## TRY IT:
Give back all of the records underneath exactly, with no omissions.

Component data from apps and pages
◆ ◆ ◆ ◆

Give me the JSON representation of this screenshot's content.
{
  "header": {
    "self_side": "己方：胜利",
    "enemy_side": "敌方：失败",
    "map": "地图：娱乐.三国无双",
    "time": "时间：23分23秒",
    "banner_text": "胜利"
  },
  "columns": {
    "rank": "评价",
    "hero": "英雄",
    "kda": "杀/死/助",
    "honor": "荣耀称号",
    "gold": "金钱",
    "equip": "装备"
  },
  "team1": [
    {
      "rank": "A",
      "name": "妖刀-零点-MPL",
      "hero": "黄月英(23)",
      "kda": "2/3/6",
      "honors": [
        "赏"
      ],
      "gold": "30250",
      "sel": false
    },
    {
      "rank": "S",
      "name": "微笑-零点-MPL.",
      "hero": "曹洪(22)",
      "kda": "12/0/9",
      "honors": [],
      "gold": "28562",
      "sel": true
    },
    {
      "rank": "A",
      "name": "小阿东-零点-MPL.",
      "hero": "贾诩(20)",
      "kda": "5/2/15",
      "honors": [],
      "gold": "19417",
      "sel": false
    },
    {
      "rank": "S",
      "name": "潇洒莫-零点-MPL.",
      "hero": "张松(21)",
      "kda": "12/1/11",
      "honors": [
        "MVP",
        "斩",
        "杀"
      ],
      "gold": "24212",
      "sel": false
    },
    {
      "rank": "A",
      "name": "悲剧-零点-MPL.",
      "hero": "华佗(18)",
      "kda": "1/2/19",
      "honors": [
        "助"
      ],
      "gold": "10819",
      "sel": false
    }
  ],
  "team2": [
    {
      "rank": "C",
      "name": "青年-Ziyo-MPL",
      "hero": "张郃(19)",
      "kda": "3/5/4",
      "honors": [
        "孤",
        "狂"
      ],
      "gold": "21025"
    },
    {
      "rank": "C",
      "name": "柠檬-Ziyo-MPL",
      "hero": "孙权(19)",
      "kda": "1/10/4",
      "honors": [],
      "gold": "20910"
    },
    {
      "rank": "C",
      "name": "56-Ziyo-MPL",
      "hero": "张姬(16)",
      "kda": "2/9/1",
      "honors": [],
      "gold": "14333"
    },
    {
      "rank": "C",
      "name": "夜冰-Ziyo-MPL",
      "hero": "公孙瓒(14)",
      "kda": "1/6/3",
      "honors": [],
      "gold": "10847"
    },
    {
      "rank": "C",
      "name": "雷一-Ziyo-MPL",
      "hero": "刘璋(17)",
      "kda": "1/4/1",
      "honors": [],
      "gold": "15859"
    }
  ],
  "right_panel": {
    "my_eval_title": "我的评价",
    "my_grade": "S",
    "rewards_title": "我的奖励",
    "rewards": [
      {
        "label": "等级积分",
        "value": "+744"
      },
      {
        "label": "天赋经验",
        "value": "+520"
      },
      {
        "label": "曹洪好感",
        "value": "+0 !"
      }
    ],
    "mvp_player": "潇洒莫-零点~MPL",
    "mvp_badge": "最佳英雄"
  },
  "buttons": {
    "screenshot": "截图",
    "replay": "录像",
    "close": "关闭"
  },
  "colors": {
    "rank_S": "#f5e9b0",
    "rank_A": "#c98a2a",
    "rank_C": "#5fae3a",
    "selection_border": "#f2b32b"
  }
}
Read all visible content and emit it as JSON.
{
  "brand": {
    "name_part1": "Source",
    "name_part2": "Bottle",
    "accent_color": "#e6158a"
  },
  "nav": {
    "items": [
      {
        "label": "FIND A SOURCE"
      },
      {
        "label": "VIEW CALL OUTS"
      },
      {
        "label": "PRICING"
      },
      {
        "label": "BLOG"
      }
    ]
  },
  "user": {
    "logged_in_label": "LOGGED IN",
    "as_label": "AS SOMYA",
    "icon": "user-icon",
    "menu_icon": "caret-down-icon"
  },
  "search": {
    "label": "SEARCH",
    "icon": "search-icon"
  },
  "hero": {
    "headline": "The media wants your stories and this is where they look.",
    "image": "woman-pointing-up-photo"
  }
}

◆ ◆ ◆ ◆

## TASK RESPONSE:
Give me the JSON representation of this screenshot's content.
{
  "header": {
    "self_side": "己方：胜利",
    "enemy_side": "敌方：失败",
    "map": "地图：娱乐.三国无双",
    "time": "时间：23分23秒",
    "banner_text": "胜利"
  },
  "columns": {
    "rank": "评价",
    "hero": "英雄",
    "kda": "杀/死/助",
    "honor": "荣耀称号",
    "gold": "金钱",
    "equip": "装备"
  },
  "team1": [
    {
      "rank": "A",
      "name": "妖刀-零点-MPL",
      "hero": "黄月英(23)",
      "kda": "2/3/6",
      "honors": [
        "赏"
      ],
      "gold": "30250",
      "sel": false
    },
    {
      "rank": "S",
      "name": "微笑-零点-MPL.",
      "hero": "曹洪(22)",
      "kda": "12/0/9",
      "honors": [],
      "gold": "28562",
      "sel": true
    },
    {
      "rank": "A",
      "name": "小阿东-零点-MPL.",
      "hero": "贾诩(20)",
      "kda": "5/2/15",
      "honors": [],
      "gold": "19417",
      "sel": false
    },
    {
      "rank": "S",
      "name": "潇洒莫-零点-MPL.",
      "hero": "张松(21)",
      "kda": "12/1/11",
      "honors": [
        "MVP",
        "斩",
        "杀"
      ],
      "gold": "24212",
      "sel": false
    },
    {
      "rank": "A",
      "name": "悲剧-零点-MPL.",
      "hero": "华佗(18)",
      "kda": "1/2/19",
      "honors": [
        "助"
      ],
      "gold": "10819",
      "sel": false
    }
  ],
  "team2": [
    {
      "rank": "C",
      "name": "青年-Ziyo-MPL",
      "hero": "张郃(19)",
      "kda": "3/5/4",
      "honors": [
        "孤",
        "狂"
      ],
      "gold": "21025"
    },
    {
      "rank": "C",
      "name": "柠檬-Ziyo-MPL",
      "hero": "孙权(19)",
      "kda": "1/10/4",
      "honors": [],
      "gold": "20910"
    },
    {
      "rank": "C",
      "name": "56-Ziyo-MPL",
      "hero": "张姬(16)",
      "kda": "2/9/1",
      "honors": [],
      "gold": "14333"
    },
    {
      "rank": "C",
      "name": "夜冰-Ziyo-MPL",
      "hero": "公孙瓒(14)",
      "kda": "1/6/3",
      "honors": [],
      "gold": "10847"
    },
    {
      "rank": "C",
      "name": "雷一-Ziyo-MPL",
      "hero": "刘璋(17)",
      "kda": "1/4/1",
      "honors": [],
      "gold": "15859"
    }
  ],
  "right_panel": {
    "my_eval_title": "我的评价",
    "my_grade": "S",
    "rewards_title": "我的奖励",
    "rewards": [
      {
        "label": "等级积分",
        "value": "+744"
      },
      {
        "label": "天赋经验",
        "value": "+520"
      },
      {
        "label": "曹洪好感",
        "value": "+0 !"
      }
    ],
    "mvp_player": "潇洒莫-零点~MPL",
    "mvp_badge": "最佳英雄"
  },
  "buttons": {
    "screenshot": "截图",
    "replay": "录像",
    "close": "关闭"
  },
  "colors": {
    "rank_S": "#f5e9b0",
    "rank_A": "#c98a2a",
    "rank_C": "#5fae3a",
    "selection_border": "#f2b32b"
  }
}
Read all visible content and emit it as JSON.
{
  "brand": {
    "name_part1": "Source",
    "name_part2": "Bottle",
    "accent_color": "#e6158a"
  },
  "nav": {
    "items": [
      {
        "label": "FIND A SOURCE"
      },
      {
        "label": "VIEW CALL OUTS"
      },
      {
        "label": "PRICING"
      },
      {
        "label": "BLOG"
      }
    ]
  },
  "user": {
    "logged_in_label": "LOGGED IN",
    "as_label": "AS SOMYA",
    "icon": "user-icon",
    "menu_icon": "caret-down-icon"
  },
  "search": {
    "label": "SEARCH",
    "icon": "search-icon"
  },
  "hero": {
    "headline": "The media wants your stories and this is where they look.",
    "image": "woman-pointing-up-photo"
  }
}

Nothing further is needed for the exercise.